In Australia and New Zealand, the series is streamed by Madman Entertainment.[39]



Music for the series is composed by Hiroyuki Sawano. For the first fifteen episodes, the opening theme is "Sirius" (シリウス Shiriusu) by Eir Aoi, while the ending theme is "Gomen ne, Iiko ja Irarenai" (ごめんね、いいコじゃいられない。, "Sorry, I'm Done Being a Good Kid") by Miku Sawai.[40] From episode 16 onwards, the opening theme is "ambiguous" by Garnidelia, a duo consisting of vocalist Maria and composer Toku,[41] and the ending theme is "Shin Sekai Kōkyōgaku" (新世界交響楽, "New World Symphony") by Sayonara Ponytail.[42] Aoi's song "Sanbika" was used as an insert song to accompany climactic events in episodes 3, 7, 11 and 23.

The first soundtrack album was published on December 25, 2013.[43] Aniplex USA also released the CD on January 17, 2014.[44] It features 18 tracks, including six vocal songs performed in English and German. The background music tracks feature titles that are typographical variants of "Kill la Kill". The second soundtrack album was released in Japan as part of the fifth DVD/Blu-ray disc set on May 7, 2014.[45] It also features "Kara-OK" (空OK karaoke) versions of the vocal tracks from the first album, amongst other background music.

Track listing

All music composed by Hiroyuki Sawano.


Kill la Kill was well received by critics. Eliot Gay of Japanator called the "uniquely fun, even gripping" series "a reminder of how fun and creative anime can be at its best", despite the readily apparent budget constraints.[51] Kat Bailey of IGN, describing the series as "magical girl anime on speed", noted that its over-the-top absurdity was part of its charm.[3] Joseph Luster of Otaku USA described the series's concept as "mostly straightforward setup for revenge and shonen-style 'stronger!
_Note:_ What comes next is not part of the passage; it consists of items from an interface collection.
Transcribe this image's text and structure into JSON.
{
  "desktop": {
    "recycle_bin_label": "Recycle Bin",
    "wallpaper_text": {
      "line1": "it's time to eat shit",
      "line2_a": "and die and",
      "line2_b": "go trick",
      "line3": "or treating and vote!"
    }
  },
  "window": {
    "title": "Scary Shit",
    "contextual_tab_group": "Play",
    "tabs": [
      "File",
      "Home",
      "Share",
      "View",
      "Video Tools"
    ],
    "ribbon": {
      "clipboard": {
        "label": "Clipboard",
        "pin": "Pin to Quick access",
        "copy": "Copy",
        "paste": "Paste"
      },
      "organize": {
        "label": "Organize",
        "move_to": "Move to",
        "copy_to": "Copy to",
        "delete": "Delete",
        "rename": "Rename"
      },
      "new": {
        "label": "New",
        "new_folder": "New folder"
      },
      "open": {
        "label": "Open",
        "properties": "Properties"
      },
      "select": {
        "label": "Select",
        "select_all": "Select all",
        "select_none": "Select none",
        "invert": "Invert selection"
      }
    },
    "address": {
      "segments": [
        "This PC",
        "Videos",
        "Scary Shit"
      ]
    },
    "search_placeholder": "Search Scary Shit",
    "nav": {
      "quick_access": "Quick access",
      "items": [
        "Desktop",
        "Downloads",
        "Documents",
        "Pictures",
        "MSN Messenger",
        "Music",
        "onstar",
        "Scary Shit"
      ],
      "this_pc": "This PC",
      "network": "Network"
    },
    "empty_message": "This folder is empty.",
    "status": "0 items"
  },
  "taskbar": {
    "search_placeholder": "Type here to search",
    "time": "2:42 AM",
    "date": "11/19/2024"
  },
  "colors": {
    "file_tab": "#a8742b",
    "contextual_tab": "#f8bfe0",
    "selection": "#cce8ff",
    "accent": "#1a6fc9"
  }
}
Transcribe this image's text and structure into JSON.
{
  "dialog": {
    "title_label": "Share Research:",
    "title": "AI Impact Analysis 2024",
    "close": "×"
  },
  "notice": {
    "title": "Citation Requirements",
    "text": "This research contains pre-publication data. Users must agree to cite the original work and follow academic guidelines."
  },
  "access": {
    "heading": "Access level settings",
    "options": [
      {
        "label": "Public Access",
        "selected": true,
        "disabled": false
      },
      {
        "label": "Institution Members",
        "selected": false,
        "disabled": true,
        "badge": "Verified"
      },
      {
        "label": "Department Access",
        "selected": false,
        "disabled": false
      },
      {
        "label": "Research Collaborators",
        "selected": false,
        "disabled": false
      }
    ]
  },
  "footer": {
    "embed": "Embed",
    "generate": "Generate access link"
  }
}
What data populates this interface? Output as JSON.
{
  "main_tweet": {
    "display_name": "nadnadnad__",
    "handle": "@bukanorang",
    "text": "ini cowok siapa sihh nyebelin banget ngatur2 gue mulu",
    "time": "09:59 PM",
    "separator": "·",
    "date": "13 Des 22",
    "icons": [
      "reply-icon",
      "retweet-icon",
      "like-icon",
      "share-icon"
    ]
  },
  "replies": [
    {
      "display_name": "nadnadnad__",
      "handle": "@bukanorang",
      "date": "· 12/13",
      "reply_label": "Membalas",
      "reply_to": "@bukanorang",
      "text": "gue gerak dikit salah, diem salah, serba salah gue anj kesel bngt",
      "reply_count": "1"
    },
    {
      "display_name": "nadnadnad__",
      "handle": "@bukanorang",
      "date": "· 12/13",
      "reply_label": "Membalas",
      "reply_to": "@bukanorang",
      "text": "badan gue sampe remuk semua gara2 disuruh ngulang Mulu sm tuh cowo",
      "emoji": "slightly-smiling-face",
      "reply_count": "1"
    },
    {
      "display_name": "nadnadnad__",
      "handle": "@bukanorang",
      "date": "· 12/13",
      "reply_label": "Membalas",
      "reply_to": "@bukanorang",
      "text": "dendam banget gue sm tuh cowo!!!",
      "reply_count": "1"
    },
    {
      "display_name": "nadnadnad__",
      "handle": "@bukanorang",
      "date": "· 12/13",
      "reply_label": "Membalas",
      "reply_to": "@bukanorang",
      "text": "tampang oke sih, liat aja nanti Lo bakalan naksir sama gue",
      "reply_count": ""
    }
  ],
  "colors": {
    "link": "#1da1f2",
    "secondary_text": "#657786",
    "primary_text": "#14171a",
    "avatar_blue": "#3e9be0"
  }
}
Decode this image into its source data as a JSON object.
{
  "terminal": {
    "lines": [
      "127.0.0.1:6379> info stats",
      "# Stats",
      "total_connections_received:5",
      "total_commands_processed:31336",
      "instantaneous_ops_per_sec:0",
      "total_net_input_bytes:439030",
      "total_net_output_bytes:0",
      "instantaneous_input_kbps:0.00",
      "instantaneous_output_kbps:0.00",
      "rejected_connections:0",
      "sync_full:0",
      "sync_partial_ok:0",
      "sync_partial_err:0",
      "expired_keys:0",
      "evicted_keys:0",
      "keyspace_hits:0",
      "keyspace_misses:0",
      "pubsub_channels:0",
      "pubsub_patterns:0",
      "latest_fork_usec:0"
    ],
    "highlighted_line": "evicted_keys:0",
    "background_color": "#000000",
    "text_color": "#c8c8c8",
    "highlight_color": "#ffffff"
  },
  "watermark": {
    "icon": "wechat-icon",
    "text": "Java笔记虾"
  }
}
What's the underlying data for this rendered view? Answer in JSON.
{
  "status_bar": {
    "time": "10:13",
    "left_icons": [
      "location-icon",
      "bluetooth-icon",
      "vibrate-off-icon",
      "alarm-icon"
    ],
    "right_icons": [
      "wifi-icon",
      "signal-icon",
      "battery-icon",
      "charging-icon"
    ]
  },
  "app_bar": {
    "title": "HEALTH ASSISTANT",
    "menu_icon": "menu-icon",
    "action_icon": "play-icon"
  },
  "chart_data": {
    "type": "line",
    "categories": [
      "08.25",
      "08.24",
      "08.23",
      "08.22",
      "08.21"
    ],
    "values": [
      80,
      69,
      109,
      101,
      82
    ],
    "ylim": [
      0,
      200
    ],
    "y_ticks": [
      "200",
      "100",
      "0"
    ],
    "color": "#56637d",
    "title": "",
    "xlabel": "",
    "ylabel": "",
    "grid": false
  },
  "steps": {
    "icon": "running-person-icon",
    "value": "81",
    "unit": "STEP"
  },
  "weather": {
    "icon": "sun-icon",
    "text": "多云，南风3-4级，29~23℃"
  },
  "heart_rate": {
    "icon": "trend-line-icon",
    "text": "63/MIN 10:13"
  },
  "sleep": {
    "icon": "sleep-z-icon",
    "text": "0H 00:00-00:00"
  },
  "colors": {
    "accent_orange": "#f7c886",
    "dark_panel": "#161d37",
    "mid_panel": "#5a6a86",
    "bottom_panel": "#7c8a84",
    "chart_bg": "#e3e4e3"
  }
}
STRONGER!' battle progression", but praised its execution.[52] Richard Eisenbeis of Kotaku appreciated the series for "perfectly mixing comedy and action", its pacing, internal consistency and over-the-top straightforward adaptation of standard action anime tropes.[53] The animation of fight scenes and character movements, as well as the "keen selection of music", were particularly praised by Robert Frazer of UK Anime Network,[54] The site selected it as the 2013 UK Anime Network Awards winner in the "Best streaming anime" category.[55] Carl Kimlinger of Anime News Network also appreciated the inventive and funny animation and the series's "retro shonen action pushed to (...) loony, hyperactive extremes".[56] Michael Logarta of GMA News Online likewise noted the "superb pacing", to-the-point storytelling and well-realized characters in the series's "whirlwind of gorgeous visuals, story, and unfettered insanity".[57]

Kill la Kill OST cover